Prompt » If a line in the records below contains the word "term", copy it out.

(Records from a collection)

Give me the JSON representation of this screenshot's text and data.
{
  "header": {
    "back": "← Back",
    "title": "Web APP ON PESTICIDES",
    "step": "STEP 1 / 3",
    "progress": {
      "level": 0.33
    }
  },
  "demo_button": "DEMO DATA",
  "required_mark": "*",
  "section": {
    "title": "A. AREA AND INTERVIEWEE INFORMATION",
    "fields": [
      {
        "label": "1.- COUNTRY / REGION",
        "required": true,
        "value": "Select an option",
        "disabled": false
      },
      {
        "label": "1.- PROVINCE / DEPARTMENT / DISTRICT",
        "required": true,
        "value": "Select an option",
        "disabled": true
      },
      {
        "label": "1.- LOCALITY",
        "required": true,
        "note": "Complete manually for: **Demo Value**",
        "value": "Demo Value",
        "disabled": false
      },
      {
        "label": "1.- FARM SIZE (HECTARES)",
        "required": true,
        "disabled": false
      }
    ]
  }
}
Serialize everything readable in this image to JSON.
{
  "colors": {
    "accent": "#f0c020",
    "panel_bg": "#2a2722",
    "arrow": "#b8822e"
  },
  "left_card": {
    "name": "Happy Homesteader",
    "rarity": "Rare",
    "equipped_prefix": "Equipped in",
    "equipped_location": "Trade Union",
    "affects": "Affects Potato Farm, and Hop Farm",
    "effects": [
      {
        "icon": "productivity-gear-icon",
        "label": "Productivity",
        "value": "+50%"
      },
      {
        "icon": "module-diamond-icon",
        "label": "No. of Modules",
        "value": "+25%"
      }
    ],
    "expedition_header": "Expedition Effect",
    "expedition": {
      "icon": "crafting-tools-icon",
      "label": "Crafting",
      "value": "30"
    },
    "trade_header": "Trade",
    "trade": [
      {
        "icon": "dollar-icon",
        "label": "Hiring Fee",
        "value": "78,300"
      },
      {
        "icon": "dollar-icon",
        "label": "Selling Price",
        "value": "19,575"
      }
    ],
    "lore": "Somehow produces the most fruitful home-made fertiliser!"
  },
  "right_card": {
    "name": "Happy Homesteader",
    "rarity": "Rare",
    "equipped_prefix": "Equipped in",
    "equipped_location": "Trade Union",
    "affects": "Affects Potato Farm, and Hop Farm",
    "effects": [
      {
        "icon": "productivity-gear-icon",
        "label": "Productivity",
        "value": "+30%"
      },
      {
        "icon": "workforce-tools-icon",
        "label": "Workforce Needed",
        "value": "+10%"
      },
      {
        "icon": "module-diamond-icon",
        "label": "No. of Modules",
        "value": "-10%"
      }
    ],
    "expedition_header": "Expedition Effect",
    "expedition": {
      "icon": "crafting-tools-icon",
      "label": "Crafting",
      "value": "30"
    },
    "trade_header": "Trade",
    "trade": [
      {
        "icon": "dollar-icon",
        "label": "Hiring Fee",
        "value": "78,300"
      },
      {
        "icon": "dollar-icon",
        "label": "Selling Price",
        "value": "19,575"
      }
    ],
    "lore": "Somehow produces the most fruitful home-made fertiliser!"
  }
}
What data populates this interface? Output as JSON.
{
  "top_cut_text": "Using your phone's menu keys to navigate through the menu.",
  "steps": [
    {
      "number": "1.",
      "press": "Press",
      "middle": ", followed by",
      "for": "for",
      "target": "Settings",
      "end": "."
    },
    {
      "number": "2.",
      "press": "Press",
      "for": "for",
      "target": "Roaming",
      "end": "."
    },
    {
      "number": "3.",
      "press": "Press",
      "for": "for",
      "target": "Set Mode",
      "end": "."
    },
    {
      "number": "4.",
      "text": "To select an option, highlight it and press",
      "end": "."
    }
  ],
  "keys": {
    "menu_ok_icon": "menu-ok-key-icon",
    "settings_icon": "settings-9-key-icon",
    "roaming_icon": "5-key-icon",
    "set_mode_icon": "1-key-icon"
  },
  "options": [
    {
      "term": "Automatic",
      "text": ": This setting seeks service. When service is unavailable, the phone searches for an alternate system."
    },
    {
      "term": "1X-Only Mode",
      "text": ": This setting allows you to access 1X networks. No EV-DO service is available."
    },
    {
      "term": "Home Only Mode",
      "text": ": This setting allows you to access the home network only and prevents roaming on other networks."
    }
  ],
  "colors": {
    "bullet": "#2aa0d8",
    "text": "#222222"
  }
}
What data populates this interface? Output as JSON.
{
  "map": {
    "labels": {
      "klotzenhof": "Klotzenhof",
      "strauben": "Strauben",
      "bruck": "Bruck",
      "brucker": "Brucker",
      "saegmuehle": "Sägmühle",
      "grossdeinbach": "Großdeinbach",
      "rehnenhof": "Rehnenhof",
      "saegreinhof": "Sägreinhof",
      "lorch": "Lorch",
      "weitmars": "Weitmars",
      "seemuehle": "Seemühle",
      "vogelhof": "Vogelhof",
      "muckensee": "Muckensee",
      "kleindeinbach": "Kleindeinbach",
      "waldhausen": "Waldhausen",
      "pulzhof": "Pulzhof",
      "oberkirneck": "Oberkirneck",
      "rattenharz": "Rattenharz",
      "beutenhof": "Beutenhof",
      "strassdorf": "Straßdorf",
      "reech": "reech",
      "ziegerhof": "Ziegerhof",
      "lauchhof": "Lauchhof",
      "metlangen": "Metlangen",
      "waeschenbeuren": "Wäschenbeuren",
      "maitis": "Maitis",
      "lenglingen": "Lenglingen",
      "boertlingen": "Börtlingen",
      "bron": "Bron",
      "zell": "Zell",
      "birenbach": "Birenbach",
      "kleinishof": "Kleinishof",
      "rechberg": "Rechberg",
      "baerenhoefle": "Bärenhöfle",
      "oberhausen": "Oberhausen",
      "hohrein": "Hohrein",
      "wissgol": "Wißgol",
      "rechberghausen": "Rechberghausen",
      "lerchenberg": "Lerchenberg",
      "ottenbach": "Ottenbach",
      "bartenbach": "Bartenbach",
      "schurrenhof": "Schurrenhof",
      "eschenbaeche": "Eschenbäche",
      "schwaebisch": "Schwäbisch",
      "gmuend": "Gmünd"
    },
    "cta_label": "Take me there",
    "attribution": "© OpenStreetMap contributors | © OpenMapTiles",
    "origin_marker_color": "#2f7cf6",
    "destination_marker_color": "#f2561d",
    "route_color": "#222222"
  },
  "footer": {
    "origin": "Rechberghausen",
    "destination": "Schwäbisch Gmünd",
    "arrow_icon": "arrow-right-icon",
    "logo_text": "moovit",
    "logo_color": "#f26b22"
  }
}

Your solution »
      "term": "Automatic",
      "term": "1X-Only Mode",
      "term": "Home Only Mode",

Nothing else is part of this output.